• **Prompt**
All of the lines below should be copied word for word.

• **Data for analysis**
-*-

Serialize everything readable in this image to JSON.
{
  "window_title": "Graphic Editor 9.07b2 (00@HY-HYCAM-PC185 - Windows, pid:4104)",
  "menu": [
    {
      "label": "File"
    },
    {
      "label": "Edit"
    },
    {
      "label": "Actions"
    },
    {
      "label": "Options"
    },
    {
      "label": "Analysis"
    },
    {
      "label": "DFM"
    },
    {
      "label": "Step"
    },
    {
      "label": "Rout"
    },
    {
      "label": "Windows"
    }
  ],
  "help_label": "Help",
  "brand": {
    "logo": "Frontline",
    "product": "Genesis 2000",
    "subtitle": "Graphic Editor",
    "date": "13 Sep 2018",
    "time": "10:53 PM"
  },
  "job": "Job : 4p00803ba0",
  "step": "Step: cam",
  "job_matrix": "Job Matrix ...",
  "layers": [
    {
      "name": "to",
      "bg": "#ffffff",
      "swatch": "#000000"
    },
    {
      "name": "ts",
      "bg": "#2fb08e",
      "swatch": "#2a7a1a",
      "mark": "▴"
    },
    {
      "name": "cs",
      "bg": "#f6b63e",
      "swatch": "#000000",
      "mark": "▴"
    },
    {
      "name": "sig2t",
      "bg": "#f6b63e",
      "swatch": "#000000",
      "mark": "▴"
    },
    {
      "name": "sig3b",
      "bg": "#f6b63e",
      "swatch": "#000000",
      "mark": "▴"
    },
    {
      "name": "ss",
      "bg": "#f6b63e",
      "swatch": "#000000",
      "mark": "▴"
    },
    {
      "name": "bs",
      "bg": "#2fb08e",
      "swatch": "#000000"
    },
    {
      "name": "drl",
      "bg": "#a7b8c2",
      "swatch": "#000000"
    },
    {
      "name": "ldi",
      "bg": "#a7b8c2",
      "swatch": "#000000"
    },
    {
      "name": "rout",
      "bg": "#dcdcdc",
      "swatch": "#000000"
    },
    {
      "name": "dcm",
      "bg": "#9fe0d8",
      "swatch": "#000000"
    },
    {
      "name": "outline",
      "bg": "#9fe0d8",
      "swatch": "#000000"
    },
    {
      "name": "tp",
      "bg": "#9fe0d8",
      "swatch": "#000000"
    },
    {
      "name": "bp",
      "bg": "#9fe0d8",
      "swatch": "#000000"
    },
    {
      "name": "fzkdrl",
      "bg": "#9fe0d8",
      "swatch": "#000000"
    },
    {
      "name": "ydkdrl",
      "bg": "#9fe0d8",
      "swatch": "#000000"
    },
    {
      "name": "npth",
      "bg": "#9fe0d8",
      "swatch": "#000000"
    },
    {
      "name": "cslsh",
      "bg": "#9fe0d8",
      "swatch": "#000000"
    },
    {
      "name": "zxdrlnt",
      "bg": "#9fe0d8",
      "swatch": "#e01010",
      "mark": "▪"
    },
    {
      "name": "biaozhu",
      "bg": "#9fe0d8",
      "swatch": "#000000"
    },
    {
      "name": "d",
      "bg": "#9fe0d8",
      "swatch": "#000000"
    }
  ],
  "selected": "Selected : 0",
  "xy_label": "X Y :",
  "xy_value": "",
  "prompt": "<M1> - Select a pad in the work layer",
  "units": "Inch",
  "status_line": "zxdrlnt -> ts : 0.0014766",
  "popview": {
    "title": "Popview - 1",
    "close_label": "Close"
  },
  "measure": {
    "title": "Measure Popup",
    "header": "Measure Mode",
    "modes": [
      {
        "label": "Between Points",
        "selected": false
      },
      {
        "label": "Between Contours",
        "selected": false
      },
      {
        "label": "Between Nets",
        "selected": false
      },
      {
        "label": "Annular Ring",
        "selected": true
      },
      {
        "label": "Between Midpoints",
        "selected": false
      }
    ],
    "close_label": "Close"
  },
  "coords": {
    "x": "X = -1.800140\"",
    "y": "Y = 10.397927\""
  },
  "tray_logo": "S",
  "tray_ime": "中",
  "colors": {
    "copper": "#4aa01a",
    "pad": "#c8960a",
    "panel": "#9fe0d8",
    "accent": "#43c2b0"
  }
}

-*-

• **Finished exercise**
Serialize everything readable in this image to JSON.
{
  "window_title": "Graphic Editor 9.07b2 (00@HY-HYCAM-PC185 - Windows, pid:4104)",
  "menu": [
    {
      "label": "File"
    },
    {
      "label": "Edit"
    },
    {
      "label": "Actions"
    },
    {
      "label": "Options"
    },
    {
      "label": "Analysis"
    },
    {
      "label": "DFM"
    },
    {
      "label": "Step"
    },
    {
      "label": "Rout"
    },
    {
      "label": "Windows"
    }
  ],
  "help_label": "Help",
  "brand": {
    "logo": "Frontline",
    "product": "Genesis 2000",
    "subtitle": "Graphic Editor",
    "date": "13 Sep 2018",
    "time": "10:53 PM"
  },
  "job": "Job : 4p00803ba0",
  "step": "Step: cam",
  "job_matrix": "Job Matrix ...",
  "layers": [
    {
      "name": "to",
      "bg": "#ffffff",
      "swatch": "#000000"
    },
    {
      "name": "ts",
      "bg": "#2fb08e",
      "swatch": "#2a7a1a",
      "mark": "▴"
    },
    {
      "name": "cs",
      "bg": "#f6b63e",
      "swatch": "#000000",
      "mark": "▴"
    },
    {
      "name": "sig2t",
      "bg": "#f6b63e",
      "swatch": "#000000",
      "mark": "▴"
    },
    {
      "name": "sig3b",
      "bg": "#f6b63e",
      "swatch": "#000000",
      "mark": "▴"
    },
    {
      "name": "ss",
      "bg": "#f6b63e",
      "swatch": "#000000",
      "mark": "▴"
    },
    {
      "name": "bs",
      "bg": "#2fb08e",
      "swatch": "#000000"
    },
    {
      "name": "drl",
      "bg": "#a7b8c2",
      "swatch": "#000000"
    },
    {
      "name": "ldi",
      "bg": "#a7b8c2",
      "swatch": "#000000"
    },
    {
      "name": "rout",
      "bg": "#dcdcdc",
      "swatch": "#000000"
    },
    {
      "name": "dcm",
      "bg": "#9fe0d8",
      "swatch": "#000000"
    },
    {
      "name": "outline",
      "bg": "#9fe0d8",
      "swatch": "#000000"
    },
    {
      "name": "tp",
      "bg": "#9fe0d8",
      "swatch": "#000000"
    },
    {
      "name": "bp",
      "bg": "#9fe0d8",
      "swatch": "#000000"
    },
    {
      "name": "fzkdrl",
      "bg": "#9fe0d8",
      "swatch": "#000000"
    },
    {
      "name": "ydkdrl",
      "bg": "#9fe0d8",
      "swatch": "#000000"
    },
    {
      "name": "npth",
      "bg": "#9fe0d8",
      "swatch": "#000000"
    },
    {
      "name": "cslsh",
      "bg": "#9fe0d8",
      "swatch": "#000000"
    },
    {
      "name": "zxdrlnt",
      "bg": "#9fe0d8",
      "swatch": "#e01010",
      "mark": "▪"
    },
    {
      "name": "biaozhu",
      "bg": "#9fe0d8",
      "swatch": "#000000"
    },
    {
      "name": "d",
      "bg": "#9fe0d8",
      "swatch": "#000000"
    }
  ],
  "selected": "Selected : 0",
  "xy_label": "X Y :",
  "xy_value": "",
  "prompt": "<M1> - Select a pad in the work layer",
  "units": "Inch",
  "status_line": "zxdrlnt -> ts : 0.0014766",
  "popview": {
    "title": "Popview - 1",
    "close_label": "Close"
  },
  "measure": {
    "title": "Measure Popup",
    "header": "Measure Mode",
    "modes": [
      {
        "label": "Between Points",
        "selected": false
      },
      {
        "label": "Between Contours",
        "selected": false
      },
      {
        "label": "Between Nets",
        "selected": false
      },
      {
        "label": "Annular Ring",
        "selected": true
      },
      {
        "label": "Between Midpoints",
        "selected": false
      }
    ],
    "close_label": "Close"
  },
  "coords": {
    "x": "X = -1.800140\"",
    "y": "Y = 10.397927\""
  },
  "tray_logo": "S",
  "tray_ime": "中",
  "colors": {
    "copper": "#4aa01a",
    "pad": "#c8960a",
    "panel": "#9fe0d8",
    "accent": "#43c2b0"
  }
}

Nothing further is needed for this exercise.